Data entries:
%%

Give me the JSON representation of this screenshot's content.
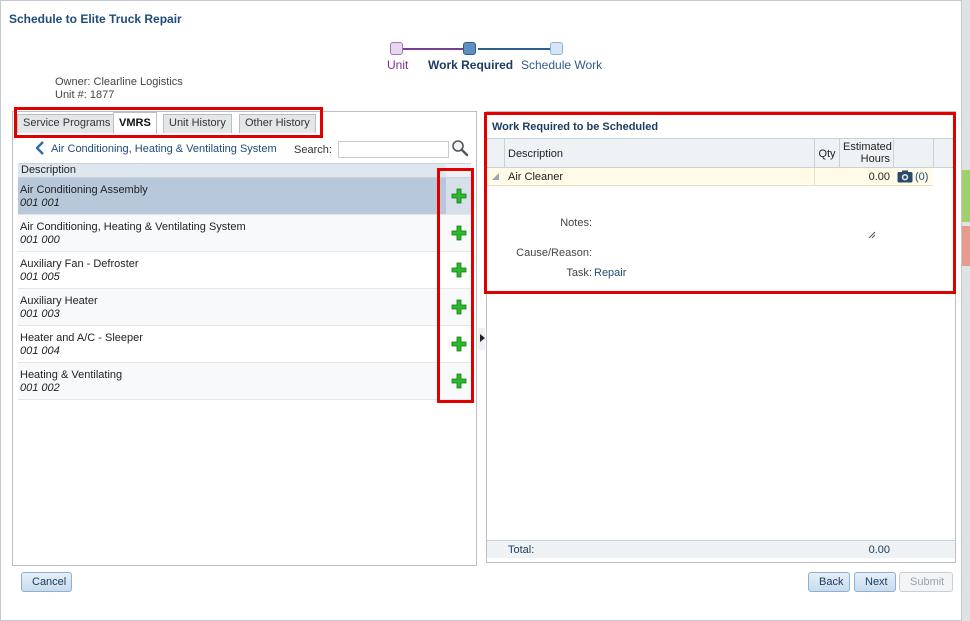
{
  "dialog": {
    "title": "Schedule to Elite Truck Repair"
  },
  "train": {
    "stops": [
      {
        "label": "Unit"
      },
      {
        "label": "Work Required"
      },
      {
        "label": "Schedule Work"
      }
    ]
  },
  "info": {
    "owner_label": "Owner:",
    "owner_value": "Clearline Logistics",
    "unit_label": "Unit #:",
    "unit_value": "1877"
  },
  "tabs": [
    {
      "label": "Service Programs"
    },
    {
      "label": "VMRS"
    },
    {
      "label": "Unit History"
    },
    {
      "label": "Other History"
    }
  ],
  "vmrs": {
    "breadcrumb": "Air Conditioning, Heating & Ventilating System",
    "search_label": "Search:",
    "search_value": "",
    "column_header": "Description",
    "items": [
      {
        "name": "Air Conditioning Assembly",
        "code": "001 001"
      },
      {
        "name": "Air Conditioning, Heating & Ventilating System",
        "code": "001 000"
      },
      {
        "name": "Auxiliary Fan - Defroster",
        "code": "001 005"
      },
      {
        "name": "Auxiliary Heater",
        "code": "001 003"
      },
      {
        "name": "Heater and A/C - Sleeper",
        "code": "001 004"
      },
      {
        "name": "Heating & Ventilating",
        "code": "001 002"
      }
    ]
  },
  "work": {
    "title": "Work Required to be Scheduled",
    "col_description": "Description",
    "col_qty": "Qty",
    "col_hours_1": "Estimated",
    "col_hours_2": "Hours",
    "row": {
      "description": "Air Cleaner",
      "qty": "",
      "hours": "0.00",
      "attachments": "(0)"
    },
    "notes_label": "Notes:",
    "cause_label": "Cause/Reason:",
    "task_label": "Task:",
    "task_value": "Repair",
    "total_label": "Total:",
    "total_value": "0.00"
  },
  "buttons": {
    "cancel": "Cancel",
    "back": "Back",
    "next": "Next",
    "submit": "Submit"
  },
  "colors": {
    "highlight": "#e00000",
    "accent": "#1d4c7a",
    "add_icon": "#2db82d"
  }
}
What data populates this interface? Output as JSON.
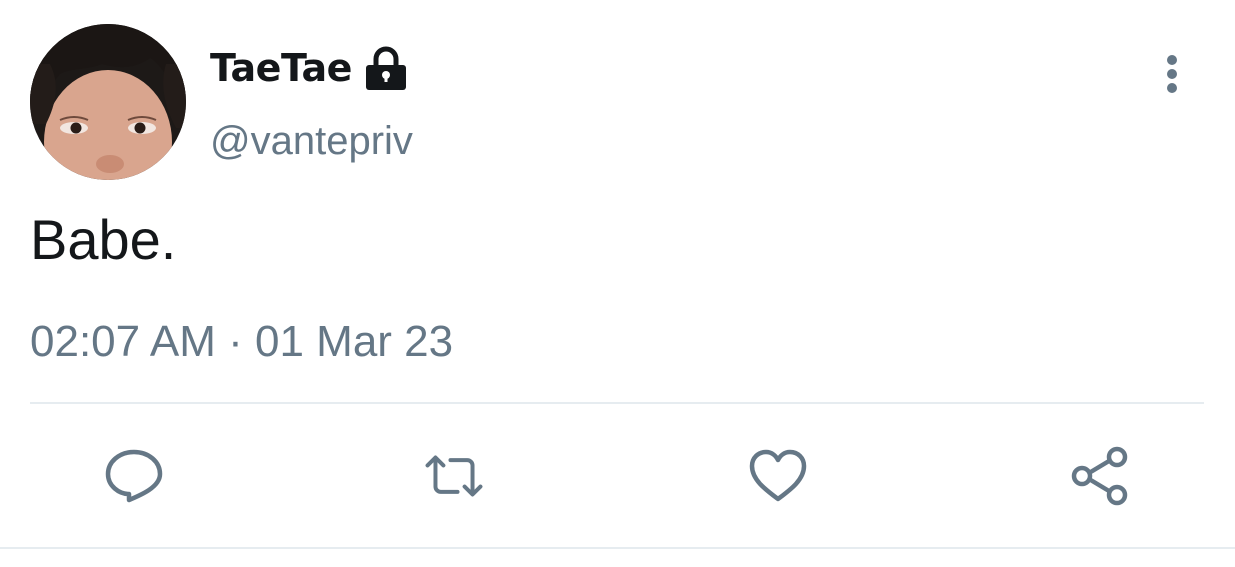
{
  "tweet": {
    "display_name": "TaeTae",
    "handle": "@vantepriv",
    "text": "Babe.",
    "timestamp": "02:07 AM · 01 Mar 23",
    "protected": true
  },
  "icons": {
    "lock": "lock-icon",
    "more": "more-vertical-icon",
    "reply": "reply-icon",
    "retweet": "retweet-icon",
    "like": "heart-icon",
    "share": "share-icon"
  },
  "colors": {
    "name": "#14171a",
    "secondary": "#657786",
    "divider": "#e6ecf0"
  }
}
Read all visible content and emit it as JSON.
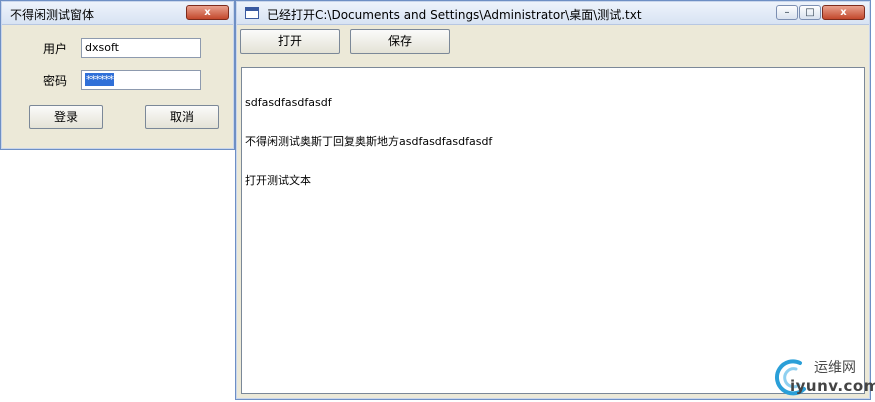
{
  "login_window": {
    "title": "不得闲测试窗体",
    "user_label": "用户",
    "user_value": "dxsoft",
    "password_label": "密码",
    "password_value": "******",
    "login_button": "登录",
    "cancel_button": "取消",
    "close_glyph": "x"
  },
  "editor_window": {
    "title": "已经打开C:\\Documents and Settings\\Administrator\\桌面\\测试.txt",
    "open_button": "打开",
    "save_button": "保存",
    "content_lines": [
      "sdfasdfasdfasdf",
      "不得闲测试奥斯丁回复奥斯地方asdfasdfasdfasdf",
      "打开测试文本"
    ],
    "minimize_glyph": "–",
    "maximize_glyph": "□",
    "close_glyph": "x"
  },
  "watermark": {
    "text_cn": "运维网",
    "text_en": "iyunv.com"
  },
  "colors": {
    "selection": "#3070d8",
    "window_border": "#6e8fc4",
    "close_button": "#c3482c"
  }
}
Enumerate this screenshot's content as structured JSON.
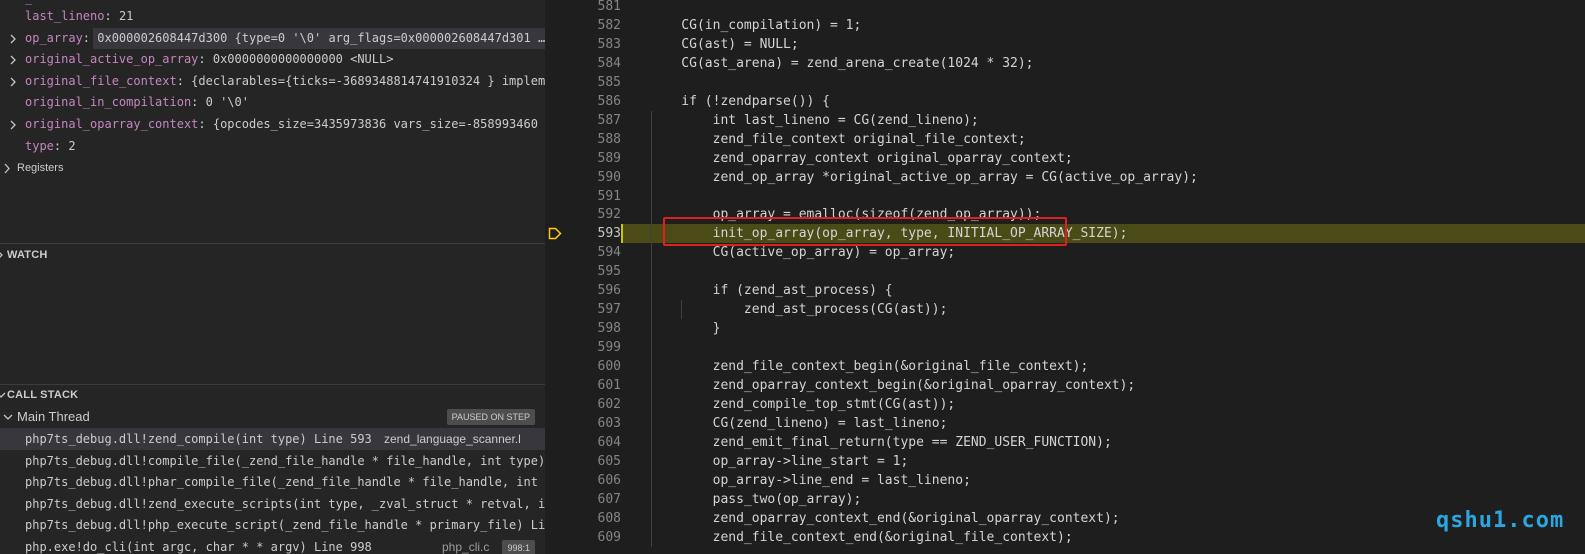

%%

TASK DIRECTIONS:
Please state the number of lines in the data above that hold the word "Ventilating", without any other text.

EXERCISE ANSWER:
3